● **Requirement**
Look through the listing below for the string "Novi". Say how many lines hold it, and nothing else.

***** Record set *****

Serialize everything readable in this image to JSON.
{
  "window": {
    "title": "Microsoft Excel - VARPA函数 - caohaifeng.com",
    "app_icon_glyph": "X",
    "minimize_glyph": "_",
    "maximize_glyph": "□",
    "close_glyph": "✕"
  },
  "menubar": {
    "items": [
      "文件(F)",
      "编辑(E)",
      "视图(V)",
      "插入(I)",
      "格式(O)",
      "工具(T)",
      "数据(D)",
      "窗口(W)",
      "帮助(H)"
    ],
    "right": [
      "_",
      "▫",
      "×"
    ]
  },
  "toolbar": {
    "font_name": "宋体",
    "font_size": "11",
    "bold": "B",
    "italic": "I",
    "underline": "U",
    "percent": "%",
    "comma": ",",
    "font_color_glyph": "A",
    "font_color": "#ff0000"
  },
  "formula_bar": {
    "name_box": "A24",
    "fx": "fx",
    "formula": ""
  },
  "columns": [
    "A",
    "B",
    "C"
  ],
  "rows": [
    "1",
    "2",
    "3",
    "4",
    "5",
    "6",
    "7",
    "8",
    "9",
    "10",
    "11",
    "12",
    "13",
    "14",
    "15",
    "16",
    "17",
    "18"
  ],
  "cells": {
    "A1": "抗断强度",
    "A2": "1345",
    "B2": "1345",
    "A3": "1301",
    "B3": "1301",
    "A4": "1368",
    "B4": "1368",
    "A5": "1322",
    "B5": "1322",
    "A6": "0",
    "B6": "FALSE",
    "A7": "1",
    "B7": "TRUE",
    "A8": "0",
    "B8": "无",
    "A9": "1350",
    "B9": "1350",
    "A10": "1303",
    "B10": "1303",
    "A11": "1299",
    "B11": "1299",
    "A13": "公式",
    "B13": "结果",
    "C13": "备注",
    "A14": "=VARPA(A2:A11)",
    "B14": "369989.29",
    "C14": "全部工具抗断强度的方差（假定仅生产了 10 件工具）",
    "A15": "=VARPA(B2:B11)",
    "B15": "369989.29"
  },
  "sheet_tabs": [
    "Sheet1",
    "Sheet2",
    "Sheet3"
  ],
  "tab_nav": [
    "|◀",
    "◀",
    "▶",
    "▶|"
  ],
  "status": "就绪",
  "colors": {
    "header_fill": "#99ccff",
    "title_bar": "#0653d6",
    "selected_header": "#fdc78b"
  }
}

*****
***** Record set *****

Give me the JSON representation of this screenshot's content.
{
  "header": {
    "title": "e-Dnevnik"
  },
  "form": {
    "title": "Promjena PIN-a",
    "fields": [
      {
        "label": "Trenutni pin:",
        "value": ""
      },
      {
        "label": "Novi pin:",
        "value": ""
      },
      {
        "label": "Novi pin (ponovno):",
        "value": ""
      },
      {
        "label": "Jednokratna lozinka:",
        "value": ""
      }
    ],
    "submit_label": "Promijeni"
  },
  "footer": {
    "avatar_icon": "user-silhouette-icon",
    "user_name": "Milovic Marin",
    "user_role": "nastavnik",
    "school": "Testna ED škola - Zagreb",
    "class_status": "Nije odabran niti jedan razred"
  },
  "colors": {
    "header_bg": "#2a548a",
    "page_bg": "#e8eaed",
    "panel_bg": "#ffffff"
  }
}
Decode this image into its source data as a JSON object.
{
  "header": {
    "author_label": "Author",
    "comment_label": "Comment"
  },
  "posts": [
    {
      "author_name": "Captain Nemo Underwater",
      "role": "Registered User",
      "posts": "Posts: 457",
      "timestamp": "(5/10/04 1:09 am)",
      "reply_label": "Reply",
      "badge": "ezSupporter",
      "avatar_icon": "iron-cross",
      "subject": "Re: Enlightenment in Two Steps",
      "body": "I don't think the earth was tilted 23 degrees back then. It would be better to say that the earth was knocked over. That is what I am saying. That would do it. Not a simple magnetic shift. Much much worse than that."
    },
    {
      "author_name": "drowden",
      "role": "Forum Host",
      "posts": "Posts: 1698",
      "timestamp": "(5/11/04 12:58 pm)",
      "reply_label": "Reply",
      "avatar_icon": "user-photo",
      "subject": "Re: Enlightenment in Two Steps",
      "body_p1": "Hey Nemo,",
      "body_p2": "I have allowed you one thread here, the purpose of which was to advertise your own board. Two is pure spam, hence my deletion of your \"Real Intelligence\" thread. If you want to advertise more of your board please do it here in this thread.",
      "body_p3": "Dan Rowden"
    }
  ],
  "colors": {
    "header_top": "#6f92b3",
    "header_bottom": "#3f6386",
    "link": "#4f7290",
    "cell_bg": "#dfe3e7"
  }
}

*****

● **Response to this task**
2